Definition People holding stakes of shares in a business organization Parties interested in the company or affected by the business results in any way.
Primary Focus The issues of financial profits and shareholders’ revenue and stock rates. Multifaceted objectives concerning financial, social, and environmental consequences
Role in Company Venture capital and have a vote on the major decisions of the nursing homes. May be implemented through a range of processes in the management of business entities
Engagement Vote on other matters relating to the corporation, attend and vote during Annual General Meetings, receive dividends There is feedback, advocacy, partnership, and project cooperation
Types Independent, Institutional, Retail, Preferred, Common, Founders, Insiders, Foreign Employees also include customers, suppliers, residents in the communities where their products are used, regulating bodies, share holders, and banks.
Time Horizon Most of the time its objectives are concerned with the short to medium-term financial objectives. May have long-term outlooks about sustainability and corporation’s social responsiveness
Impact on Decision-Making Directly influence the governance of a company by voting for change and new resolutions. Influence through advocacy, partnerships, regulatory, and public opinion.

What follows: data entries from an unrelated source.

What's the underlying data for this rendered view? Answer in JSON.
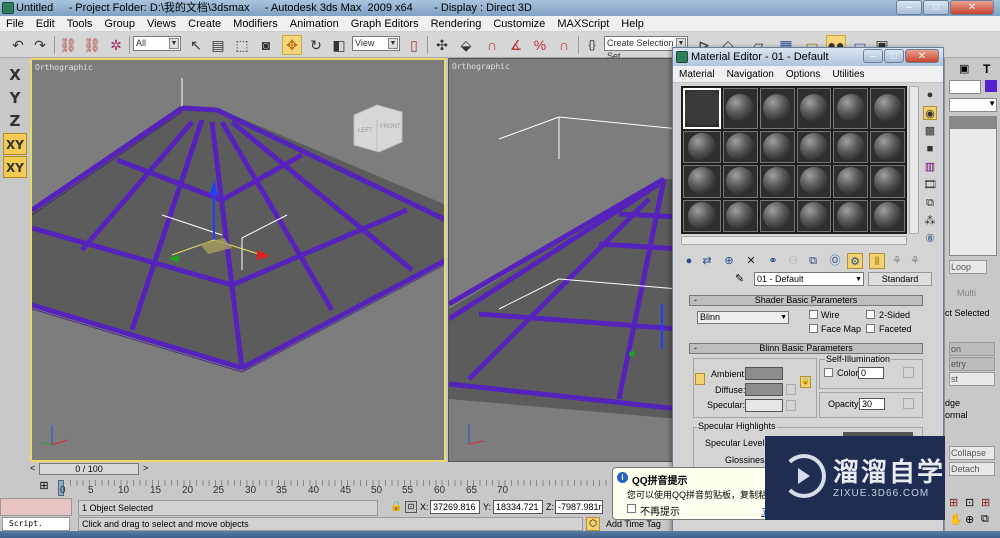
{
  "window": {
    "title": "Untitled     - Project Folder: D:\\我的文档\\3dsmax     - Autodesk 3ds Max  2009 x64       - Display : Direct 3D",
    "controls": {
      "minimize": "–",
      "maximize": "□",
      "close": "✕"
    }
  },
  "menubar": [
    "File",
    "Edit",
    "Tools",
    "Group",
    "Views",
    "Create",
    "Modifiers",
    "Animation",
    "Graph Editors",
    "Rendering",
    "Customize",
    "MAXScript",
    "Help"
  ],
  "toolbar": {
    "undo_icon": "↶",
    "redo_icon": "↷",
    "selection_filter": "All",
    "reference_coord": "View",
    "named_selection_placeholder": "Create Selection Set",
    "active_tool": "select-and-move"
  },
  "axis_constraints": [
    "X",
    "Y",
    "Z",
    "XY",
    "XY"
  ],
  "viewports": [
    {
      "label": "Orthographic",
      "active": true,
      "viewcube": {
        "left": "LEFT",
        "front": "FRONT"
      }
    },
    {
      "label": "Orthographic",
      "active": false
    }
  ],
  "time_slider": {
    "value": "0 / 100",
    "prev": "<",
    "next": ">"
  },
  "trackbar": {
    "ticks": [
      "0",
      "5",
      "10",
      "15",
      "20",
      "25",
      "30",
      "35",
      "40",
      "45",
      "50",
      "55",
      "60",
      "65",
      "70"
    ]
  },
  "status": {
    "selection": "1 Object Selected",
    "prompt": "Click and drag to select and move objects",
    "script_label": "Script.",
    "x_label": "X:",
    "x_value": "37269.816",
    "y_label": "Y:",
    "y_value": "18334.721",
    "z_label": "Z:",
    "z_value": "-7987.981r",
    "add_time_tag": "Add Time Tag"
  },
  "material_editor": {
    "title": "Material Editor - 01 - Default",
    "menu": [
      "Material",
      "Navigation",
      "Options",
      "Utilities"
    ],
    "slot_count": 24,
    "active_slot": 0,
    "material_name": "01 - Default",
    "material_type": "Standard",
    "shader_rollout": {
      "title": "Shader Basic Parameters",
      "shader": "Blinn",
      "wire": "Wire",
      "wire_checked": false,
      "two_sided": "2-Sided",
      "two_sided_checked": false,
      "face_map": "Face Map",
      "face_map_checked": false,
      "faceted": "Faceted",
      "faceted_checked": false
    },
    "blinn_rollout": {
      "title": "Blinn Basic Parameters",
      "ambient": "Ambient:",
      "ambient_color": "#8c8c8c",
      "diffuse": "Diffuse:",
      "diffuse_color": "#8c8c8c",
      "specular": "Specular:",
      "specular_color": "#e6e6e6",
      "self_illum_title": "Self-Illumination",
      "color_label": "Color",
      "self_illum_value": "0",
      "opacity_label": "Opacity:",
      "opacity_value": "30",
      "spec_highlights_title": "Specular Highlights",
      "spec_level": "Specular Level:",
      "glossiness": "Glossiness:"
    }
  },
  "command_panel": {
    "fields": [
      "Loop",
      "Multi",
      "ct Selected",
      "on",
      "etry",
      "st",
      "dge",
      "ormal",
      "Collapse",
      "Detach"
    ],
    "object_color": "#5522cc"
  },
  "qq_popup": {
    "title": "QQ拼音提示",
    "message": "您可以使用QQ拼音剪贴板，复制粘贴",
    "checkbox_label": "不再提示",
    "link": "立"
  },
  "watermark": {
    "cn": "溜溜自学",
    "en": "ZIXUE.3D66.COM"
  }
}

Thus, there is a need to align the interests of shareholders and investors to improve the corporations’ performance and stimulate sustainable development. Specifically, the relationship between the company and investors and the differences between shareholders and stakeholders. Much better and clearer owing to the enhancement of both the investor relations program and the use of modern technologies in the sphere, like IR website services and presentations. Adherence to the principles of openness, proactivity, and willingness to engage with shareholders can be considered the major driving forces. Then Success in the context of the constant changes and dynamics of the business environment affects companies’ efforts to engage with their shareholders. At the same time, it is possible to state that such approaches should be focused on the recognition of shareholders and stakeholders. As key factors in the formation of organizations’ development strategies.


1. Why are shareholders better than stakeholders?

Shareholders typically possess voting, dividends, attendance, preemptive buying, and lawsuit rights. However, they do not own equity in the company, as they do not own the rights to these items.

2. Why are investors the primary stakeholders?

Investors are external stakeholders who provide capital to a company for growth and expansion, Then with their primary interest being the increase in the value of their investment over time.

3. What is the role of shareholders?

Shareholders are financial supporters of a company, providing finance by purchasing shares and becoming shareholders and part owners.